What is required: Return each entry word for word, without its pictures.

※

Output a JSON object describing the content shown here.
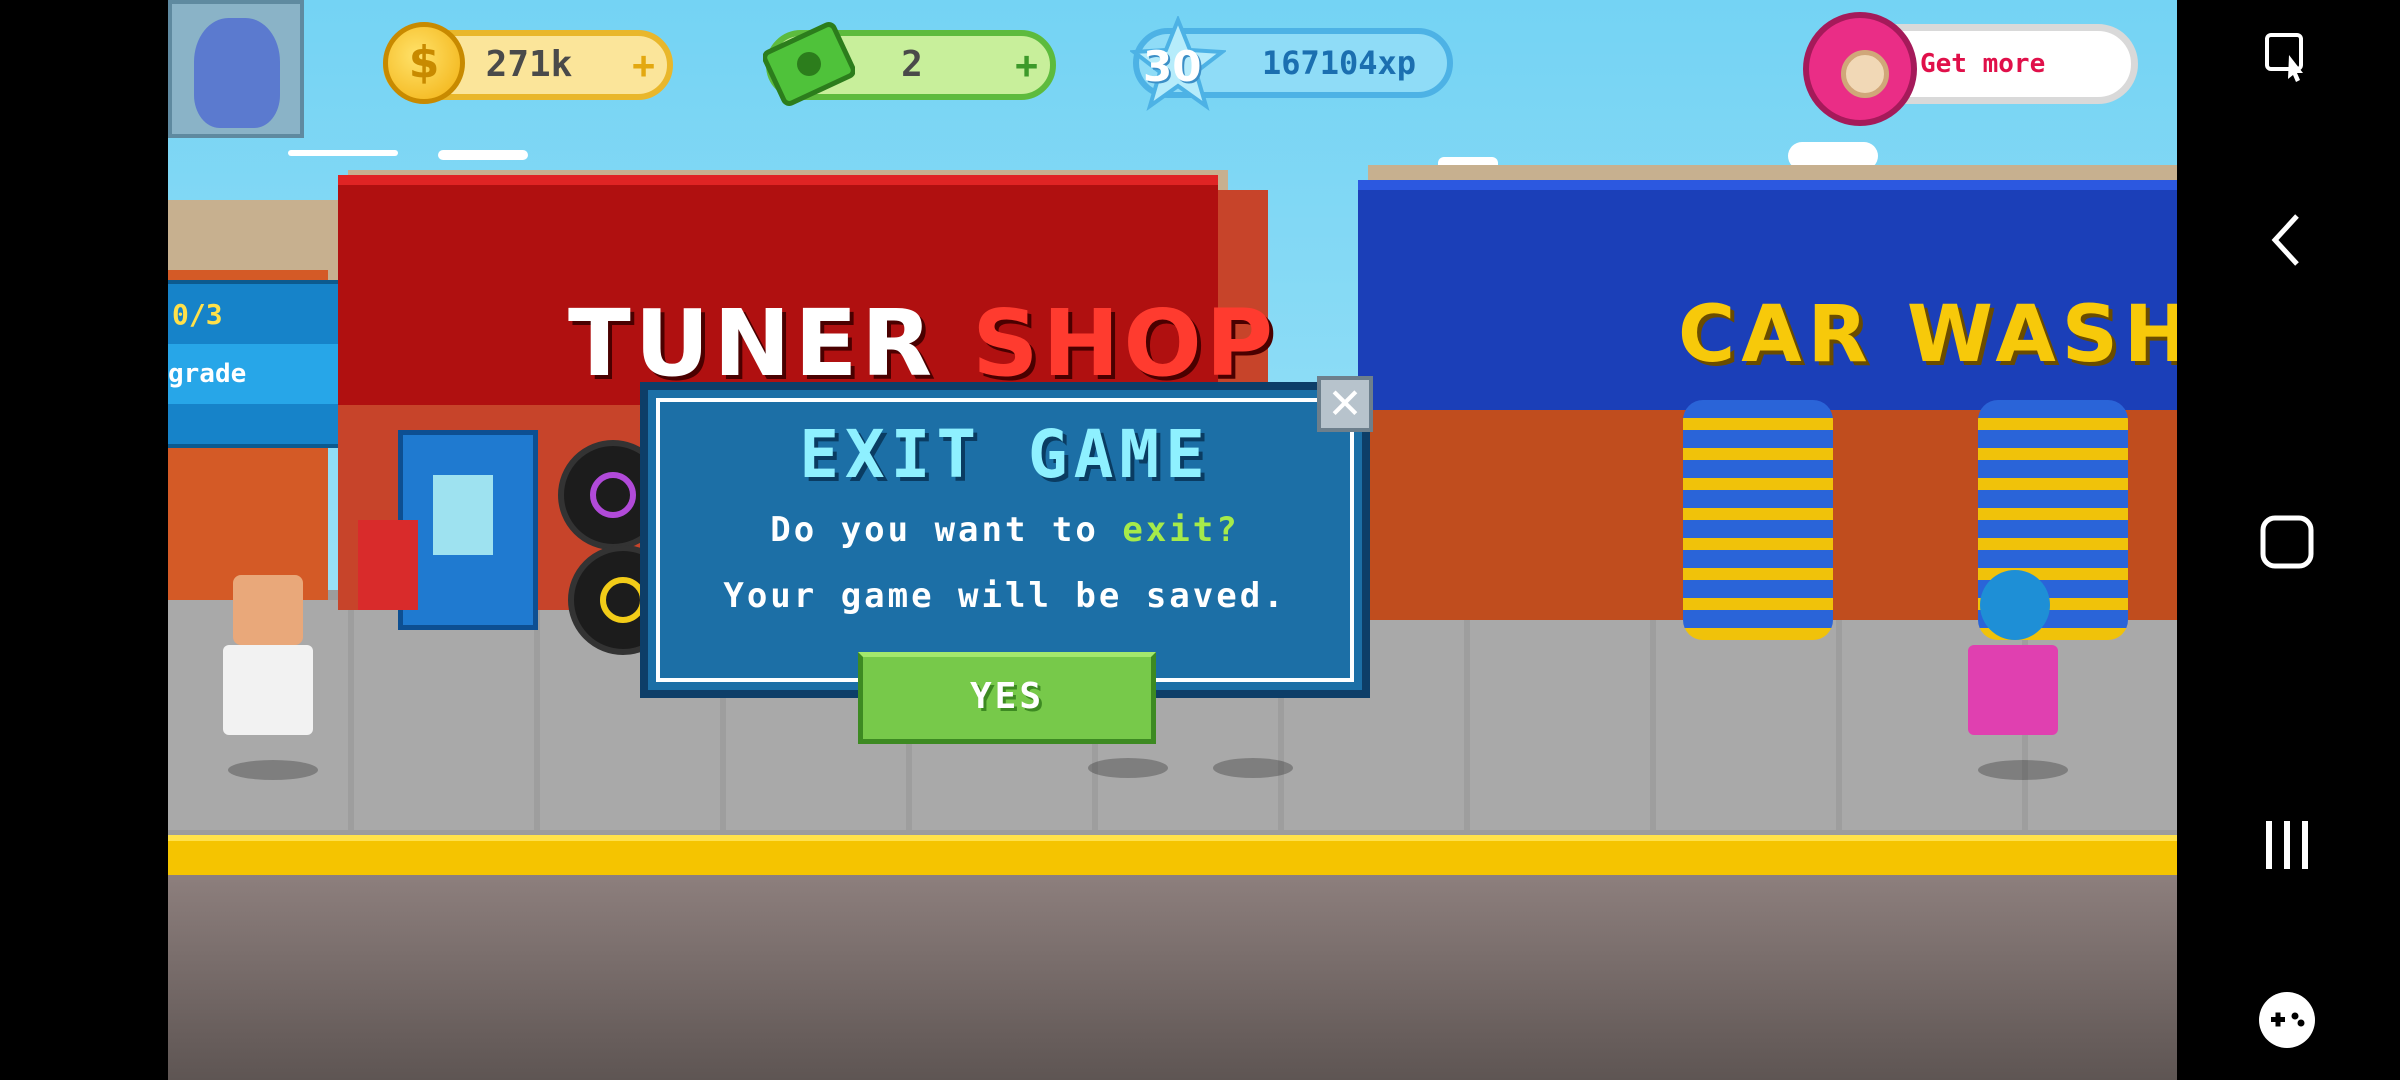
{
  "hud": {
    "coins": "271k",
    "cash": "2",
    "level": "30",
    "xp": "167104xp",
    "donut_label": "Get more",
    "plus_symbol": "+",
    "coin_symbol": "$"
  },
  "scene": {
    "tuner_shop_word1": "TUNER",
    "tuner_shop_word2": "SHOP",
    "car_wash": "CAR WASH",
    "upgrade_count": "0/3",
    "upgrade_label": "grade"
  },
  "dialog": {
    "title": "EXIT GAME",
    "line1_prefix": "Do you want to ",
    "line1_accent": "exit?",
    "line2": "Your game will be saved.",
    "yes_label": "YES",
    "close_symbol": "✕"
  },
  "navbar": {
    "icons": [
      "screenshot-edit-icon",
      "back-icon",
      "home-icon",
      "recents-icon",
      "game-tools-icon"
    ]
  },
  "colors": {
    "dialog_bg": "#1c6fa6",
    "title": "#8ef0ff",
    "accent": "#a6ea4a",
    "yes_button": "#77c94a"
  }
}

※

Written answer:
Output a JSON object describing the content shown here.
{
  "hud": {
    "coins": "271k",
    "cash": "2",
    "level": "30",
    "xp": "167104xp",
    "donut_label": "Get more",
    "plus_symbol": "+",
    "coin_symbol": "$"
  },
  "scene": {
    "tuner_shop_word1": "TUNER",
    "tuner_shop_word2": "SHOP",
    "car_wash": "CAR WASH",
    "upgrade_count": "0/3",
    "upgrade_label": "grade"
  },
  "dialog": {
    "title": "EXIT GAME",
    "line1_prefix": "Do you want to ",
    "line1_accent": "exit?",
    "line2": "Your game will be saved.",
    "yes_label": "YES",
    "close_symbol": "✕"
  },
  "navbar": {
    "icons": [
      "screenshot-edit-icon",
      "back-icon",
      "home-icon",
      "recents-icon",
      "game-tools-icon"
    ]
  },
  "colors": {
    "dialog_bg": "#1c6fa6",
    "title": "#8ef0ff",
    "accent": "#a6ea4a",
    "yes_button": "#77c94a"
  }
}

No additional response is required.